This contest was rich in urgency, commitment, and endeavour, but unfortunately neither side remembered to bring their quality with them on to the Stadium of Light pitch. Lets be honest, as a game of football it pretty much stank the place out.
Despite talk of squad rotation in the week, Martin O'Neill named an unchanged side. That meant that Matthew Kilgallon, master of the robona, was fit to retain his place in the continued absence of John O'Shea. It also meant that Jack Colback's general magnificence transcended to a level where he can keep two full England internationals, Kieran Richardson and Wayne Bridge, out of the side - whilst playing out of position.
The visitors also went unchanged from last week's win against Swansea, with Harry Redknapp resisting the temptation to bring Aaron Lennon back into the starting line-up. Scott Parker, presumably, picked up his Sky man of the match shortly before kick-off as usual to save time later.
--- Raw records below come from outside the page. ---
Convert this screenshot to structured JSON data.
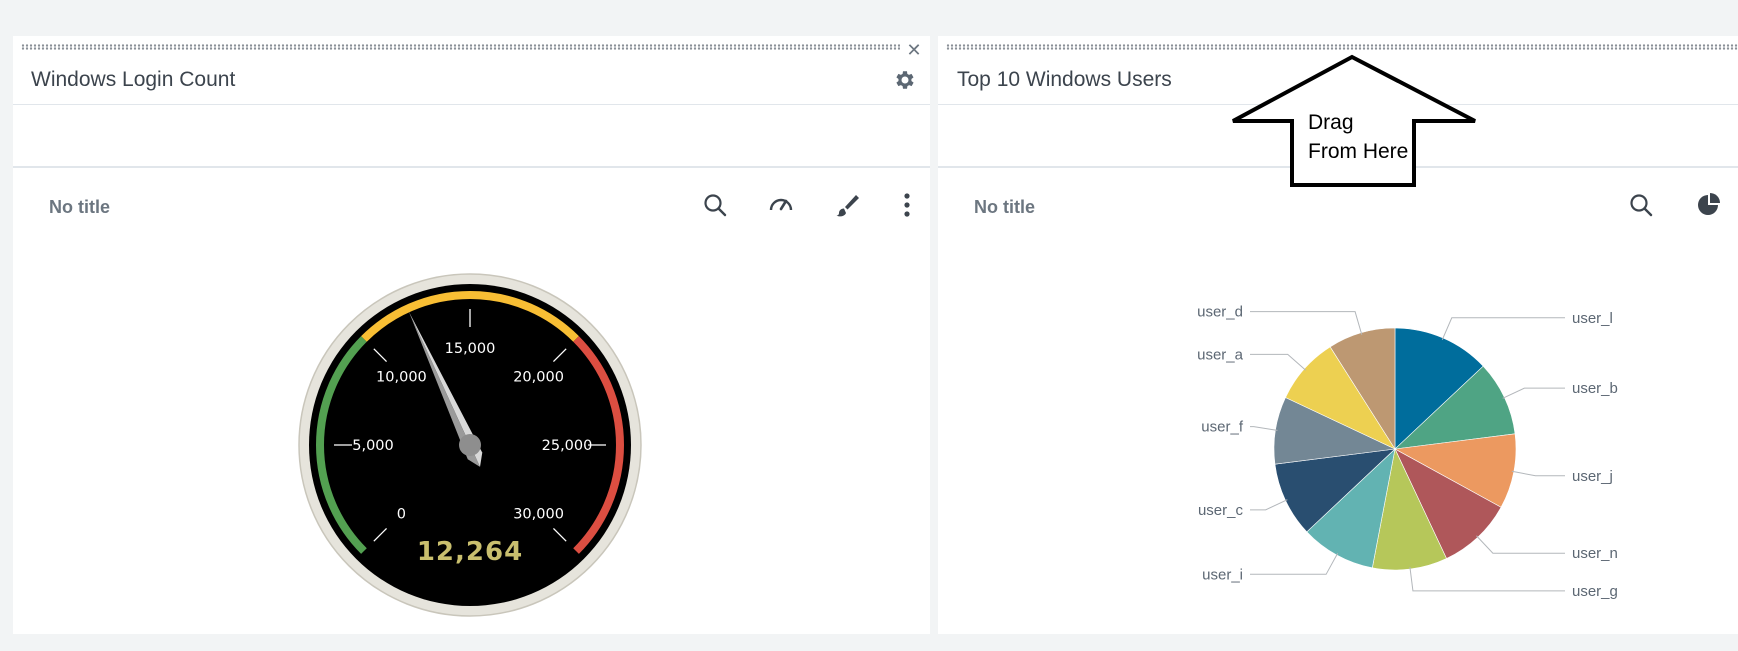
{
  "left_panel": {
    "title": "Windows Login Count",
    "viz_title": "No title",
    "icons": [
      "close-icon",
      "gear-icon",
      "search-icon",
      "gauge-icon",
      "paintbrush-icon",
      "more-vertical-icon"
    ]
  },
  "right_panel": {
    "title": "Top 10 Windows Users",
    "viz_title": "No title",
    "icons": [
      "search-icon",
      "pie-chart-icon"
    ]
  },
  "annotation": {
    "line1": "Drag",
    "line2": "From Here"
  },
  "chart_data": [
    {
      "type": "gauge",
      "value": 12264,
      "value_label": "12,264",
      "range": [
        0,
        30000
      ],
      "ticks": [
        "0",
        "5,000",
        "10,000",
        "15,000",
        "20,000",
        "25,000",
        "30,000"
      ],
      "bands": [
        {
          "from": 0,
          "to": 10000,
          "color": "#53a051"
        },
        {
          "from": 10000,
          "to": 20000,
          "color": "#f8be34"
        },
        {
          "from": 20000,
          "to": 30000,
          "color": "#dc4e41"
        }
      ]
    },
    {
      "type": "pie",
      "categories": [
        "user_l",
        "user_b",
        "user_j",
        "user_n",
        "user_g",
        "user_i",
        "user_c",
        "user_f",
        "user_a",
        "user_d"
      ],
      "values": [
        13,
        10,
        10,
        10,
        10,
        10,
        10,
        9,
        9,
        9
      ],
      "colors": [
        "#006d9c",
        "#4fa484",
        "#ec9960",
        "#af575a",
        "#b6c75a",
        "#62b3b2",
        "#294e70",
        "#738795",
        "#edd051",
        "#bd9872"
      ]
    }
  ]
}
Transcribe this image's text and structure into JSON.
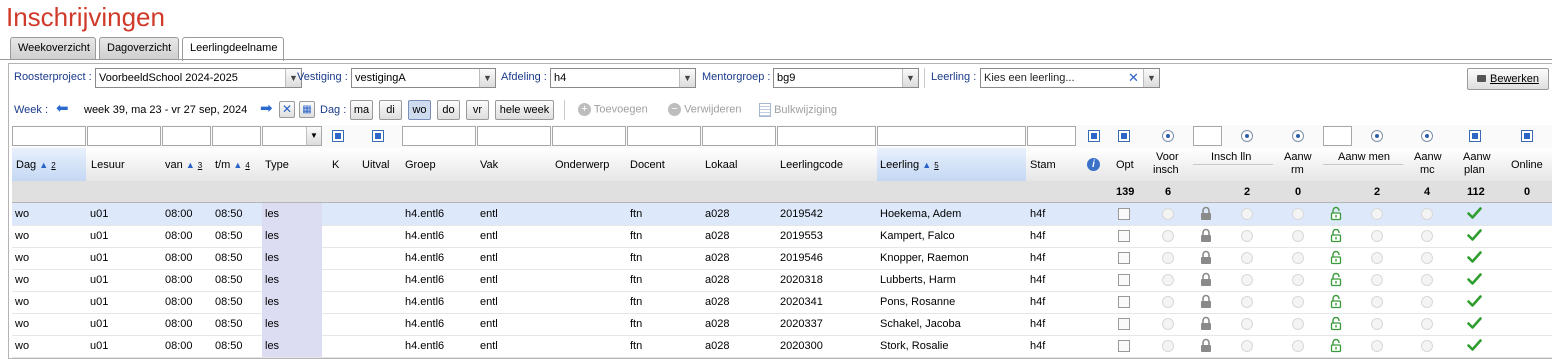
{
  "page": {
    "title": "Inschrijvingen"
  },
  "tabs": [
    "Weekoverzicht",
    "Dagoverzicht",
    "Leerlingdeelname"
  ],
  "filters": {
    "roosterproject_label": "Roosterproject :",
    "roosterproject_value": "VoorbeeldSchool 2024-2025",
    "vestiging_label": "Vestiging :",
    "vestiging_value": "vestigingA",
    "afdeling_label": "Afdeling :",
    "afdeling_value": "h4",
    "mentorgroep_label": "Mentorgroep :",
    "mentorgroep_value": "bg9",
    "leerling_label": "Leerling :",
    "leerling_placeholder": "Kies een leerling...",
    "bewerken_label": "Bewerken"
  },
  "weekbar": {
    "week_label": "Week :",
    "week_value": "week 39, ma 23 - vr 27 sep, 2024",
    "dag_label": "Dag :",
    "days": [
      "ma",
      "di",
      "wo",
      "do",
      "vr"
    ],
    "selected_day": "wo",
    "hele_week": "hele week",
    "toevoegen": "Toevoegen",
    "verwijderen": "Verwijderen",
    "bulkwijziging": "Bulkwijziging"
  },
  "columns": {
    "dag": "Dag",
    "dag_sort": "2",
    "lesuur": "Lesuur",
    "van": "van",
    "van_sort": "3",
    "tm": "t/m",
    "tm_sort": "4",
    "type": "Type",
    "k": "K",
    "uitval": "Uitval",
    "groep": "Groep",
    "vak": "Vak",
    "onderwerp": "Onderwerp",
    "docent": "Docent",
    "lokaal": "Lokaal",
    "leerlingcode": "Leerlingcode",
    "leerling": "Leerling",
    "leerling_sort": "5",
    "stam": "Stam",
    "info": "i",
    "opt": "Opt",
    "voor_insch_1": "Voor",
    "voor_insch_2": "insch",
    "insch_lln": "Insch lln",
    "aanw_rm_1": "Aanw",
    "aanw_rm_2": "rm",
    "aanw_men": "Aanw men",
    "aanw_mc_1": "Aanw",
    "aanw_mc_2": "mc",
    "aanw_plan_1": "Aanw",
    "aanw_plan_2": "plan",
    "online": "Online"
  },
  "summary": {
    "opt": "139",
    "voor_insch": "6",
    "insch_lln": "2",
    "aanw_rm": "0",
    "aanw_men": "2",
    "aanw_mc": "4",
    "aanw_plan": "112",
    "online": "0"
  },
  "rows": [
    {
      "dag": "wo",
      "lesuur": "u01",
      "van": "08:00",
      "tm": "08:50",
      "type": "les",
      "groep": "h4.entl6",
      "vak": "entl",
      "docent": "ftn",
      "lokaal": "a028",
      "code": "2019542",
      "leerling": "Hoekema, Adem",
      "stam": "h4f"
    },
    {
      "dag": "wo",
      "lesuur": "u01",
      "van": "08:00",
      "tm": "08:50",
      "type": "les",
      "groep": "h4.entl6",
      "vak": "entl",
      "docent": "ftn",
      "lokaal": "a028",
      "code": "2019553",
      "leerling": "Kampert, Falco",
      "stam": "h4f"
    },
    {
      "dag": "wo",
      "lesuur": "u01",
      "van": "08:00",
      "tm": "08:50",
      "type": "les",
      "groep": "h4.entl6",
      "vak": "entl",
      "docent": "ftn",
      "lokaal": "a028",
      "code": "2019546",
      "leerling": "Knopper, Raemon",
      "stam": "h4f"
    },
    {
      "dag": "wo",
      "lesuur": "u01",
      "van": "08:00",
      "tm": "08:50",
      "type": "les",
      "groep": "h4.entl6",
      "vak": "entl",
      "docent": "ftn",
      "lokaal": "a028",
      "code": "2020318",
      "leerling": "Lubberts, Harm",
      "stam": "h4f"
    },
    {
      "dag": "wo",
      "lesuur": "u01",
      "van": "08:00",
      "tm": "08:50",
      "type": "les",
      "groep": "h4.entl6",
      "vak": "entl",
      "docent": "ftn",
      "lokaal": "a028",
      "code": "2020341",
      "leerling": "Pons, Rosanne",
      "stam": "h4f"
    },
    {
      "dag": "wo",
      "lesuur": "u01",
      "van": "08:00",
      "tm": "08:50",
      "type": "les",
      "groep": "h4.entl6",
      "vak": "entl",
      "docent": "ftn",
      "lokaal": "a028",
      "code": "2020337",
      "leerling": "Schakel, Jacoba",
      "stam": "h4f"
    },
    {
      "dag": "wo",
      "lesuur": "u01",
      "van": "08:00",
      "tm": "08:50",
      "type": "les",
      "groep": "h4.entl6",
      "vak": "entl",
      "docent": "ftn",
      "lokaal": "a028",
      "code": "2020300",
      "leerling": "Stork, Rosalie",
      "stam": "h4f"
    }
  ],
  "colors": {
    "title": "#d03a2a",
    "label": "#1a3a8a",
    "selected_row": "#dde9fb",
    "type_cell": "#dcdcf2",
    "lock_green": "#3a9a3a",
    "check_green": "#2f9e2f"
  }
}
The game started in much the same manner that they often since O'Neill arrived at the club. Sunderland retreated to their own half, dug themselves a bit of a trench, beat their chests, and challenged the opposition to break them down.
Tottenham, who arrived on Wearside embroiled in a tough battle to ensure Champions League qualification, were happy to take the initiative, and Benoit Assou-Ekottu flashed an early warning shot just wide of Mignolet's left-hand post with the Belgian sprawling across goal.
Although dominant on the ball, Spurs struggled to really impose their quality on the first half. That is not to say the Sunderland trench didn't creak on occasion. The visitors had a decent penalty claim turned away when Adebayor's header appeared to strike the arm of Phil Bardsley, and Scott Parker and Rafael van der Vaart both saw goal-bound long-range efforts blocked.
But the first half was not a one-sided affair by any means. Sunderland gradually advanced from their positions to embark on brief and tentative raids in Spurs territory. Set pieces grew in importance, but with Sebastian Larsson really looking in the mood to deliver, a sprinkling of set pieces can potentially go a long way with Turner, Bendtner, and Gardner all on the end of half chances.
The second half was a very marginally more open affair, however. Spurs once again started the brighter, with Gareth Bale's influence beginning to grow. Words not customarily welcomed around the country when Spurs are in town. The Welshman first wriggled away from Jack Colback down the right before engineering a chance which van der Vaart blasted over, and then he himself got on the end of a cross before heading just over.
Sunderland responded. Assou-Ekotto was called into action at the back post to deny James McClean following fine build-up work from Sessegnon and Larsson down the opposite flank, then Bardsley fired a typically opportunistic long-range shot straight at Brad Friedel in the Spurs goal.
After that, the game somewhat fizzled out. Substitutes were thrown on, and Tottenham's urgency increased, but a fairly desperate handball claim against Turner and Craig Gardner - moved to full back - producing a quite brilliant last-man tackle on a marauding Gareth Bale were the sum of their efforts.
One sour note was the pretty clear dive in the second half from Sebastian Larsson as he looked to win a free kick. Inconsequential, it may have been, but cut it out eh, Seb!
Team (Ratings in brackets)
Starting XI: Mignolet (6), Bardsley (6), Turner (7), Kilgallon (7), Colback (8), Larsson (6), Gardner (6), Cattermole (7), McClean (6), Sessegnon (7), Bendtner (6).
Subs Used: Vaughan (6), Richardson (6)
Man of the Match: Jack Colback - Another tremendously solid display at full back from Colback. So good, that O'Neill dared not move him even when Kieran Richardson came off the bench. A performance which perfectly married tenacity and quality. And you know what? It surprised nobody. Sunderland have a real talent on their hands.
So that was that. As drab and dreary a 0-0 draw you are ever likely to see. Sunderland unquestionably played a spoiling and defensive game, you have to acknowledge that. But as long as the Premier League continues to allow and encourage such a disparage in wealth across the division then we have no apologies to make for that.
One of the worst games anyone will see this season, but we'll take the hard-earned point and clean sheet.
Ha'way the lads.